We pulled up our beautiful, gorgeous, healthy, vibrant parsley today. Why would we do this to our stunning, laugh-at-freeze-and-drought plant? Because we are creating a landscape, not just a garden, and one of the tenants of landscape design is repetition. A standard front-yard landscape may have only three different types of plants, but they may be used over and over in different areas of the yard. With an edible landscape, we usually want to eat more than three different types of plants, so we find ways to modify the rules of landscape design.
In this case, our parsley was living in a low wooden bed underneath the old swingset. Along the length of the swingset are four other low wooden beds, and for this season, they’ve been planted with peppers – five peppers per bed. Four beds of peppers with one bed half full of parsley looks, well, odd. So we removed the parsley, added five more peppers, and created repetition – and cohesion – under the swingset.
Don’t cry too much for the parsley, though. Big, green, vibrant and fragrant, it went home with our volunteers to be made into tasty morsels. Do you have some parsley in your yard or garden? (Or local grocery?) Consider using some to make:
- pesto – substitute it for the basil
- tabbouleh – a wonderful summertime salad made with bulgur
- chimichurri with it – an Argentinian sauce for grilled foods
- fry up sprigs – your choice if you want to dip them in a light batter first
- ravioli – chop it up, mix with some ricotta and egg, salt and pepper, and fill ravioli with it
- toss it into your next omelet or frittata
- vinaigrette (or make a green goddess dressing)
- how about a cream of parsley soup? or in a falafel?
- add it in to your regular salad, potato salad, meatballs, you can stick some practically anywhere you want a little – or a lot – of green
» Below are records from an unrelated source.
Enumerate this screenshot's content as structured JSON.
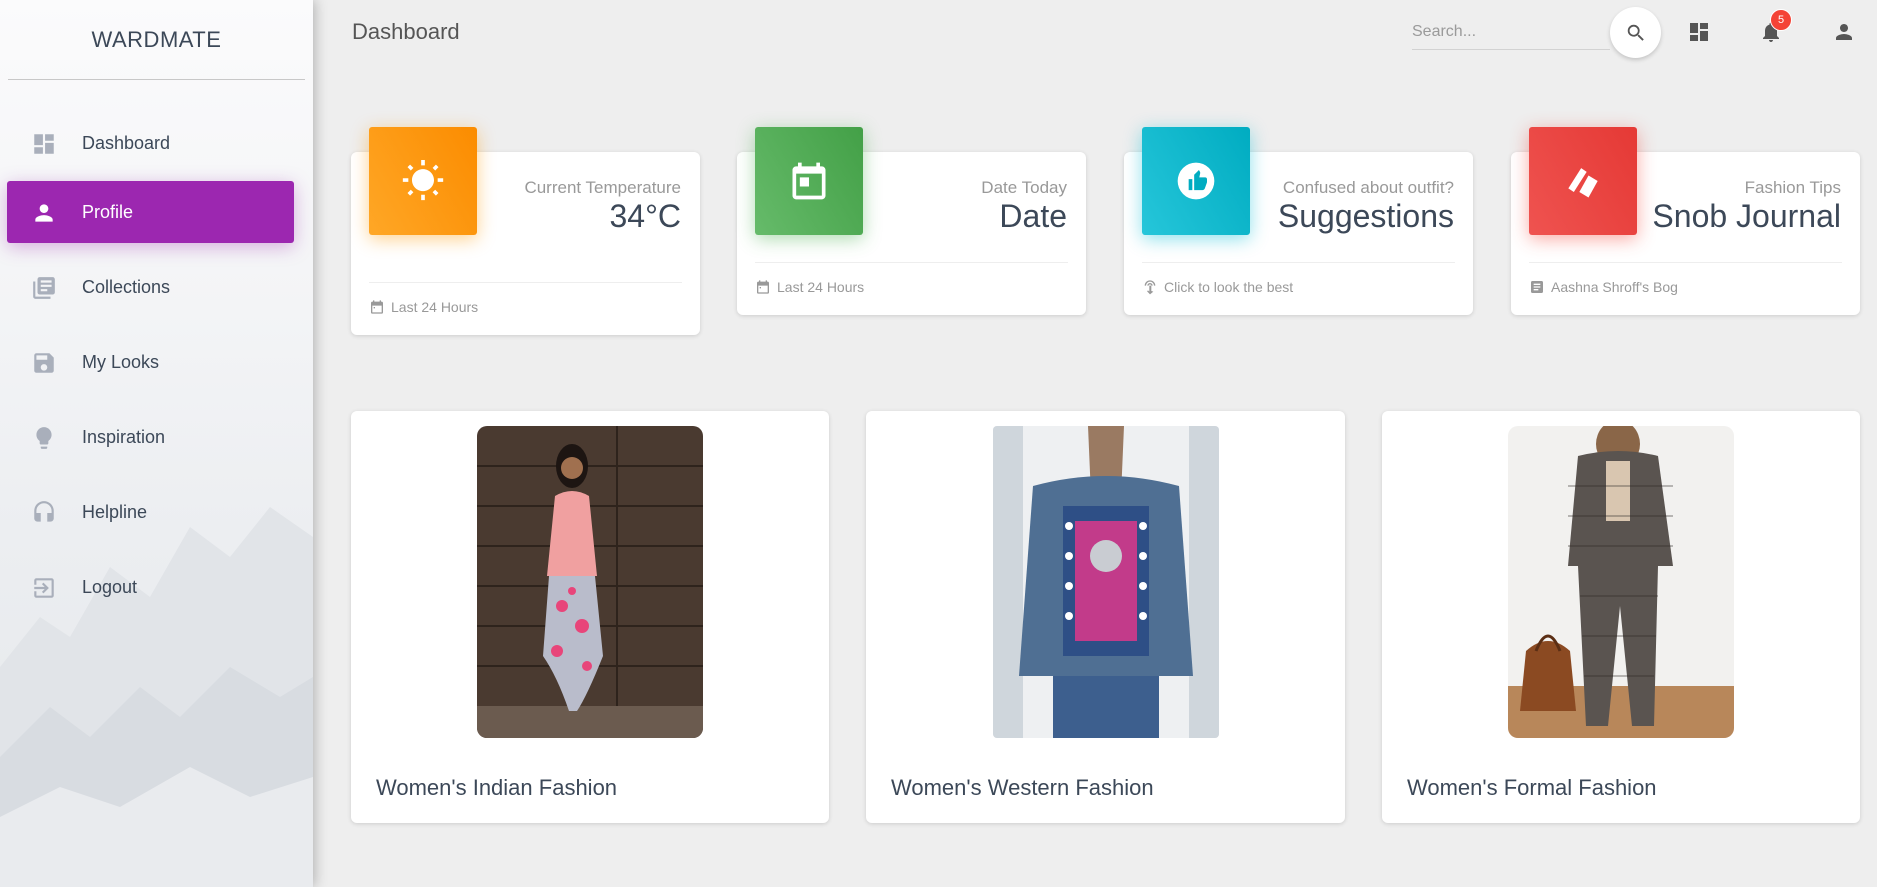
{
  "brand": "WARDMATE",
  "sidebar": {
    "items": [
      {
        "label": "Dashboard",
        "icon": "dashboard-icon"
      },
      {
        "label": "Profile",
        "icon": "person-icon",
        "active": true
      },
      {
        "label": "Collections",
        "icon": "library-icon"
      },
      {
        "label": "My Looks",
        "icon": "save-icon"
      },
      {
        "label": "Inspiration",
        "icon": "lightbulb-icon"
      },
      {
        "label": "Helpline",
        "icon": "headset-icon"
      },
      {
        "label": "Logout",
        "icon": "logout-icon"
      }
    ],
    "active_color": "#9c27b0"
  },
  "header": {
    "title": "Dashboard",
    "search_placeholder": "Search...",
    "notification_count": "5"
  },
  "stats": [
    {
      "category": "Current Temperature",
      "value": "34°C",
      "footer": "Last 24 Hours",
      "color": "#ff9800",
      "icon": "sun-icon",
      "footer_icon": "calendar-icon"
    },
    {
      "category": "Date Today",
      "value": "Date",
      "footer": "Last 24 Hours",
      "color": "#4caf50",
      "icon": "calendar-icon",
      "footer_icon": "calendar-icon"
    },
    {
      "category": "Confused about outfit?",
      "value": "Suggestions",
      "footer": "Click to look the best",
      "color": "#00bcd4",
      "icon": "thumb-up-icon",
      "footer_icon": "touch-icon"
    },
    {
      "category": "Fashion Tips",
      "value": "Snob Journal",
      "footer": "Aashna Shroff's Bog",
      "color": "#f44336",
      "icon": "swatch-icon",
      "footer_icon": "article-icon"
    }
  ],
  "fashion_cards": [
    {
      "title": "Women's Indian Fashion"
    },
    {
      "title": "Women's Western Fashion"
    },
    {
      "title": "Women's Formal Fashion"
    }
  ]
}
One last note: There are three cultivars of parsley – curly, flat-leaf, and root. All are biennials in our temperate climate, and this was the second year for this parsley plant. The cultivar we were growing was the curly variety. The root variety will create a nice, edible taproot you can eat raw like a carrot, or cook like a turnip. Look to central and eastern European dishes to see it featured. Flat-leaf is more commonly listed in today’s Western recipes, but curly and flat leaf can be used interchangeably. Middle Eastern recipes are more likely to use the curly variety. Most people think flat-leaf is more flavorful, but if you grow your own, you’ll see that there’s plenty of flavor in the curly variety as well.
So, bye-bye parsley, and bon appetit stomach!
Lisa Centala and Edible Landscape team
The Peach Fever lunch on June 26 is sold out but class is open!